"""

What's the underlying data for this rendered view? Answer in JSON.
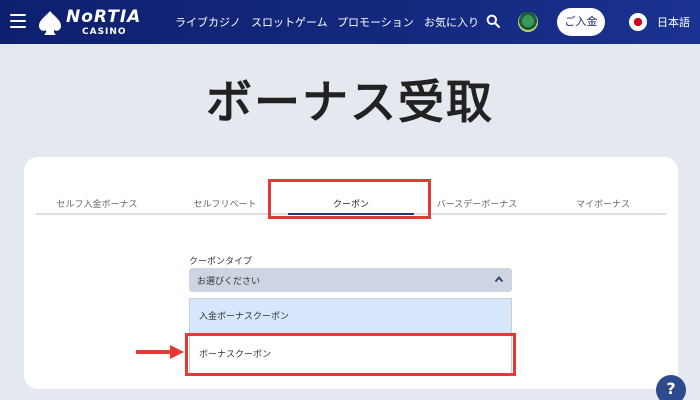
{
  "header": {
    "logo_text": "NoRTIA",
    "logo_sub": "CASINO",
    "nav": [
      "ライブカジノ",
      "スロットゲーム",
      "プロモーション",
      "お気に入り"
    ],
    "deposit_label": "ご入金",
    "language": "日本語"
  },
  "page": {
    "title": "ボーナス受取"
  },
  "tabs": [
    {
      "label": "セルフ入金ボーナス",
      "active": false
    },
    {
      "label": "セルフリベート",
      "active": false
    },
    {
      "label": "クーポン",
      "active": true
    },
    {
      "label": "バースデーボーナス",
      "active": false
    },
    {
      "label": "マイボーナス",
      "active": false
    }
  ],
  "form": {
    "field_label": "クーポンタイプ",
    "select_value": "お選びください",
    "options": [
      "入金ボーナスクーポン",
      "ボーナスクーポン"
    ]
  },
  "help": {
    "label": "?"
  },
  "colors": {
    "header": "#14297f",
    "highlight": "#e53935",
    "tab_underline": "#1d3a7a"
  }
}
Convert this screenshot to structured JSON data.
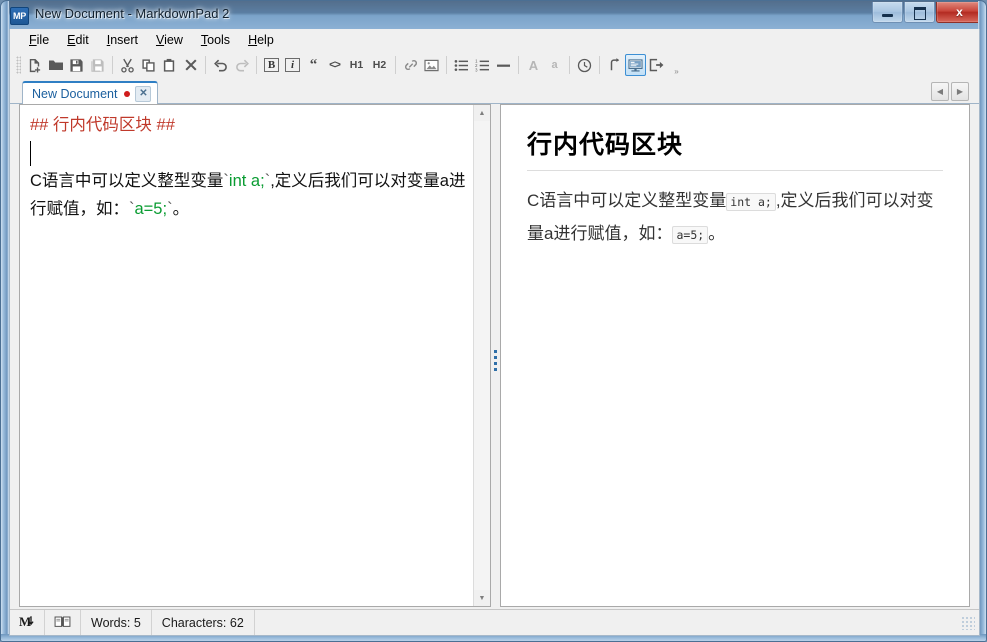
{
  "window": {
    "title": "New Document - MarkdownPad 2",
    "logo_text": "MP",
    "minimize_label": "Minimize",
    "maximize_label": "Maximize",
    "close_label": "x"
  },
  "menubar": {
    "items": [
      {
        "pre": "",
        "key": "F",
        "post": "ile"
      },
      {
        "pre": "",
        "key": "E",
        "post": "dit"
      },
      {
        "pre": "",
        "key": "I",
        "post": "nsert"
      },
      {
        "pre": "",
        "key": "V",
        "post": "iew"
      },
      {
        "pre": "",
        "key": "T",
        "post": "ools"
      },
      {
        "pre": "",
        "key": "H",
        "post": "elp"
      }
    ]
  },
  "toolbar": {
    "buttons": [
      {
        "name": "new-document-icon",
        "tip": "New"
      },
      {
        "name": "open-folder-icon",
        "tip": "Open"
      },
      {
        "name": "save-icon",
        "tip": "Save"
      },
      {
        "name": "save-as-icon",
        "tip": "Save As"
      },
      {
        "name": "cut-icon",
        "tip": "Cut"
      },
      {
        "name": "copy-icon",
        "tip": "Copy"
      },
      {
        "name": "paste-icon",
        "tip": "Paste"
      },
      {
        "name": "delete-icon",
        "tip": "Delete"
      },
      {
        "name": "undo-icon",
        "tip": "Undo"
      },
      {
        "name": "redo-icon",
        "tip": "Redo"
      },
      {
        "name": "bold-icon",
        "tip": "Bold",
        "glyph": "B"
      },
      {
        "name": "italic-icon",
        "tip": "Italic",
        "glyph": "i"
      },
      {
        "name": "blockquote-icon",
        "tip": "Blockquote",
        "glyph": "“"
      },
      {
        "name": "inline-code-icon",
        "tip": "Code",
        "glyph": "<>"
      },
      {
        "name": "heading1-icon",
        "tip": "Heading 1",
        "glyph": "H1"
      },
      {
        "name": "heading2-icon",
        "tip": "Heading 2",
        "glyph": "H2"
      },
      {
        "name": "link-icon",
        "tip": "Link"
      },
      {
        "name": "image-icon",
        "tip": "Image"
      },
      {
        "name": "bullet-list-icon",
        "tip": "Bulleted List"
      },
      {
        "name": "numbered-list-icon",
        "tip": "Numbered List"
      },
      {
        "name": "horizontal-rule-icon",
        "tip": "Horizontal Rule"
      },
      {
        "name": "uppercase-font-icon",
        "tip": "Font Larger",
        "glyph": "A"
      },
      {
        "name": "lowercase-font-icon",
        "tip": "Font Smaller",
        "glyph": "a"
      },
      {
        "name": "timestamp-icon",
        "tip": "Insert Time"
      },
      {
        "name": "line-break-icon",
        "tip": "Line Break"
      },
      {
        "name": "live-preview-icon",
        "tip": "Live Preview"
      },
      {
        "name": "export-icon",
        "tip": "Export"
      }
    ],
    "overflow_label": "»"
  },
  "tabs": {
    "items": [
      {
        "label": "New Document",
        "dirty": true,
        "close_label": "✕"
      }
    ],
    "nav_prev": "◀",
    "nav_next": "▶"
  },
  "editor": {
    "line1_heading": "## 行内代码区块 ##",
    "line2": "",
    "line3_a": "C语言中可以定义整型变量",
    "tick": "`",
    "code1": "int a;",
    "line3_b": ",定义后我们可以对变量a进行赋值，如：",
    "code2": "a=5;",
    "line3_c": "。"
  },
  "preview": {
    "heading": "行内代码区块",
    "para_a": "C语言中可以定义整型变量",
    "code1": "int a;",
    "para_b": ",定义后我们可以对变量a进行赋值，如：",
    "code2": "a=5;",
    "para_c": "。"
  },
  "statusbar": {
    "markdown_icon": "M",
    "book_icon": "📖",
    "words": "Words: 5",
    "characters": "Characters: 62"
  },
  "colors": {
    "accent": "#2f7fc4",
    "heading_syntax": "#c0392b",
    "inline_code": "#0a9c32",
    "tab_text": "#1b5f9e",
    "dirty_dot": "#d01c1c"
  }
}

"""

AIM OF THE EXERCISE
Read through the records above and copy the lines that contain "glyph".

ANSWER BELOW
        "glyph": "B"
        "glyph": "i"
        "glyph": "“"
        "glyph": "<>"
        "glyph": "H1"
        "glyph": "H2"
        "glyph": "A"
        "glyph": "a"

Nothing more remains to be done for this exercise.